US officials received intelligence that Al-Qaeda operatives had been 45 days from releasing a deadly gas into New York City subways when the plan was called off by Osama bin Laden's second-in-command in 2003, according to a book excerpt released Sunday on Time magazine's Web site.
According to the investigative report by Pulitzer-prize winning journalist Ron Suskind, an informant close to Al-Qaeda management told US officials that Ayman al-Zawahri cancelled the plan in January 2003, despite the likelihood that the strike would have killed as many people as the September 11 attacks.
The informant said that operatives had planned to use a small, easily concealed delivery system to release hydrogen cyanide into multiple subway cars.
US officials had already discovered plans for the device in the computer of a Bahraini jihadist arrested in February 2003, and they had been able to construct a working model from the plans.
The easy-to-make device, called "the mubtakkar," meaning "invention" or "initiative," represented a breakthrough in weapons technology that "was the equivalent of splitting the atom," Suskind writes.
All previous efforts to use the deadly gas, similar to that used in Holocaust-era gas chambers, in mass attacks had failed.

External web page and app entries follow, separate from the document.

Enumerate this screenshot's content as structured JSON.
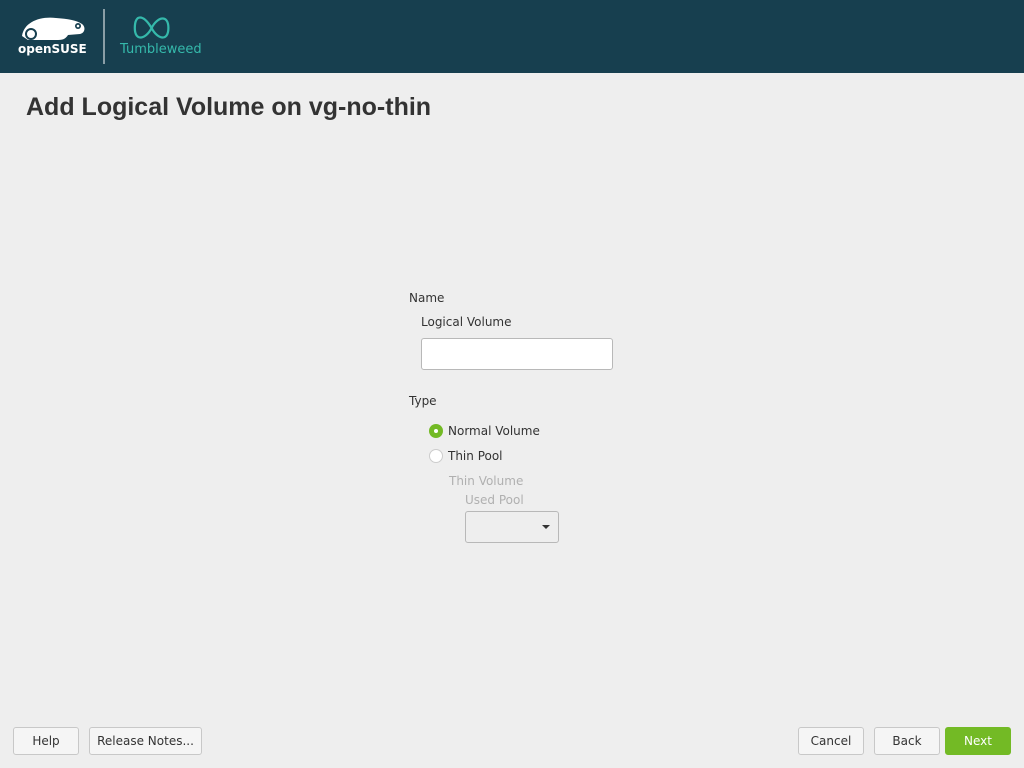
{
  "header": {
    "brand": "openSUSE",
    "product": "Tumbleweed"
  },
  "page_title": "Add Logical Volume on vg-no-thin",
  "form": {
    "name_label": "Name",
    "lv_label": "Logical Volume",
    "lv_value": "",
    "type_label": "Type",
    "normal_volume": "Normal Volume",
    "thin_pool": "Thin Pool",
    "thin_volume": "Thin Volume",
    "used_pool": "Used Pool",
    "selected_type": "Normal Volume"
  },
  "buttons": {
    "help": "Help",
    "release_notes": "Release Notes...",
    "cancel": "Cancel",
    "back": "Back",
    "next": "Next"
  },
  "colors": {
    "header": "#173f4f",
    "accent": "#73ba25",
    "tumbleweed": "#35b9ab"
  }
}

FBI spokesman Bill Carter said the bureau would have no comment on the excerpted material, and on Sunday's CBS' "Face the Nation," White House press secretary spokesman Tony Snow said: "I don't want to confirm or deny this particular story."